**What to work on**
For the listing below, state how many lines include "stored". The number alone is the answer.

++++ Extracted entries ++++

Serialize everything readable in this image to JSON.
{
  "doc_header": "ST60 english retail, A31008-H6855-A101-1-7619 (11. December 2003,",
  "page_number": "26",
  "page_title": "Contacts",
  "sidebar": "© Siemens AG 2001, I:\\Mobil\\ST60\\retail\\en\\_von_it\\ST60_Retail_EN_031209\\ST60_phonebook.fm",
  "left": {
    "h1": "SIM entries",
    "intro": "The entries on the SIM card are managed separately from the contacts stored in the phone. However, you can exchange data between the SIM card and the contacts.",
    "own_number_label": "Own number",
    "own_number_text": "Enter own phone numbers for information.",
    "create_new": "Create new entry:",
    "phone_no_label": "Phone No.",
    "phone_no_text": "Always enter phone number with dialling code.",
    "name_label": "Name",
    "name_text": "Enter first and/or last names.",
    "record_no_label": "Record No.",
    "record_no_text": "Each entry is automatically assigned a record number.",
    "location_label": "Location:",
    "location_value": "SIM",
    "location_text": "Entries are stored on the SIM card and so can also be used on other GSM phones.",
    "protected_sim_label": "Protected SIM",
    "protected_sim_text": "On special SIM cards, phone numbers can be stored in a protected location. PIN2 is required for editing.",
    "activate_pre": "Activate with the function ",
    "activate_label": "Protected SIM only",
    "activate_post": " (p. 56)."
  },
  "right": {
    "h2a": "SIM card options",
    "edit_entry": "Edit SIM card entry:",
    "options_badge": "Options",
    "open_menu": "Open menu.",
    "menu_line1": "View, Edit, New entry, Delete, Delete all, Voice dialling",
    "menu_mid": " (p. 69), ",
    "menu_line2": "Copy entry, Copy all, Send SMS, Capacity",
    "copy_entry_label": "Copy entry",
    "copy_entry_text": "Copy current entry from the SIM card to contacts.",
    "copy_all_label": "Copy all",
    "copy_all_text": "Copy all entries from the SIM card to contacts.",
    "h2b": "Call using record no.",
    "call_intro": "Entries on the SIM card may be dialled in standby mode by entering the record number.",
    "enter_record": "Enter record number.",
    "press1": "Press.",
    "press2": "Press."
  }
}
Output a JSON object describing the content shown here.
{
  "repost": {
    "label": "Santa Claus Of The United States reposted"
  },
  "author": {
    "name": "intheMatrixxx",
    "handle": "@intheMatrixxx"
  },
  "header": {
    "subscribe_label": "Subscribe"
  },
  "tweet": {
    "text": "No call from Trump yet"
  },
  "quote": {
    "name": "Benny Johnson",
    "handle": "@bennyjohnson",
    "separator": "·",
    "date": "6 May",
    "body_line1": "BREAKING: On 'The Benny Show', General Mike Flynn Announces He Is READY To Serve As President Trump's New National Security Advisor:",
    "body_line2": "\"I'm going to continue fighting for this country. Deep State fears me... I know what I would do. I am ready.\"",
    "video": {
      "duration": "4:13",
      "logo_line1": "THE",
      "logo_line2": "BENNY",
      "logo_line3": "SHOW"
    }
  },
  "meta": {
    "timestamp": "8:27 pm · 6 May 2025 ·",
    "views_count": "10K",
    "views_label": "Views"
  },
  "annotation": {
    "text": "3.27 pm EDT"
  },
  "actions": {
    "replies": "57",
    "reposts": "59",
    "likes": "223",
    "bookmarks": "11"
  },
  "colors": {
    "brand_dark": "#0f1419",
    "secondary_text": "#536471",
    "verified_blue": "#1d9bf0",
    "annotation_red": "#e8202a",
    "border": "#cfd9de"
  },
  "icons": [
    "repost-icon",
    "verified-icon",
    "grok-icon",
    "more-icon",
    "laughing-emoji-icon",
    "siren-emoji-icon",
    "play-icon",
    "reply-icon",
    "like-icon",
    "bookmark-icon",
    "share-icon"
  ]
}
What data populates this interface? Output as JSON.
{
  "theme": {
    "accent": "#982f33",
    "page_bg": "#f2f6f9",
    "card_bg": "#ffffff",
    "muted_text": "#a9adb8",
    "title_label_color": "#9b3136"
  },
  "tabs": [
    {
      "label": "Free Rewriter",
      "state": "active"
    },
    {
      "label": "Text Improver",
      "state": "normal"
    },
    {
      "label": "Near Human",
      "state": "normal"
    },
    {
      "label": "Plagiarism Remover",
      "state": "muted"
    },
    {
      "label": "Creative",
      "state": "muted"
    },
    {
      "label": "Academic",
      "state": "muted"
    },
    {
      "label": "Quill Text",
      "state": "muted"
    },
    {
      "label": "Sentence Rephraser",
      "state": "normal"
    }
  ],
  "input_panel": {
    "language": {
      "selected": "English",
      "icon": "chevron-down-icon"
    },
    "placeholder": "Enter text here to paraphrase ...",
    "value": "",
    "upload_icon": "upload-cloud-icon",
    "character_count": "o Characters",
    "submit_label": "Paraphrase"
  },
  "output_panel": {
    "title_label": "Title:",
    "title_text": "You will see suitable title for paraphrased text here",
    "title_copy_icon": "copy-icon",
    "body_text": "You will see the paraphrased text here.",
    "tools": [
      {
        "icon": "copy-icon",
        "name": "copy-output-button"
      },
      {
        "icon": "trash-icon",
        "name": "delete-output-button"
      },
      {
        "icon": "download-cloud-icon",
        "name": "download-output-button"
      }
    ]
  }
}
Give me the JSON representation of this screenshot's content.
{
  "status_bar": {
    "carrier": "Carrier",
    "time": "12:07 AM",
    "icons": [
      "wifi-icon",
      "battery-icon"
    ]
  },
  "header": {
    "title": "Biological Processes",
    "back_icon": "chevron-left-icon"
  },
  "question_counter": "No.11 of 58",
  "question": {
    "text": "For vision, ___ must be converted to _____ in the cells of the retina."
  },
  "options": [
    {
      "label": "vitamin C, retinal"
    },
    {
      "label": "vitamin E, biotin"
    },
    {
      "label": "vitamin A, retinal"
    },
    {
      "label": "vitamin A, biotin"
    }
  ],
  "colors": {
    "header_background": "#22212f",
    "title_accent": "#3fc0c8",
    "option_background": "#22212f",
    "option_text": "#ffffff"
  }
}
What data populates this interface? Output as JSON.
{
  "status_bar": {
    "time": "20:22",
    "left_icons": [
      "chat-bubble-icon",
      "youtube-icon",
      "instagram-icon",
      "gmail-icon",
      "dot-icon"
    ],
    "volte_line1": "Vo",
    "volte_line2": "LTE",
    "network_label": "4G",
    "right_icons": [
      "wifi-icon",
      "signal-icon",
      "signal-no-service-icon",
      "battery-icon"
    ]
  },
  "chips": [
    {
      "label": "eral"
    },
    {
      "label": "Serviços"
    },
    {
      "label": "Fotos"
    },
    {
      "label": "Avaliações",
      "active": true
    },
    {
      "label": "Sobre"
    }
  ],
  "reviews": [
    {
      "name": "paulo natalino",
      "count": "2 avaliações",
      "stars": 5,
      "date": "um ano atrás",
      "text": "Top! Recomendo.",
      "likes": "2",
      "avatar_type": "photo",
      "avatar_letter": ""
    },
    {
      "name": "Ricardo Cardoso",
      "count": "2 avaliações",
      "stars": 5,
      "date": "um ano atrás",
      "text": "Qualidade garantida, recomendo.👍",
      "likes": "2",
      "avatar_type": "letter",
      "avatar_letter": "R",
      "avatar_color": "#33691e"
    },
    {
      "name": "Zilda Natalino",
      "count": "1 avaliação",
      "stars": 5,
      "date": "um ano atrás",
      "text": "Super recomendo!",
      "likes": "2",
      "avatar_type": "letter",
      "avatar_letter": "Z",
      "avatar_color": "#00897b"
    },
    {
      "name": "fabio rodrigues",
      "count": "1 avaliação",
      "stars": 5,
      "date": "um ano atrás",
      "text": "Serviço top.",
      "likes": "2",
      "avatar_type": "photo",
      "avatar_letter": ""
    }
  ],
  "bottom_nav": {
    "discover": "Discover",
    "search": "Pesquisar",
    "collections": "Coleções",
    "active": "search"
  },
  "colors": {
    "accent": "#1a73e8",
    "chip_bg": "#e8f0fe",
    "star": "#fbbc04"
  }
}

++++

**Answer area**
3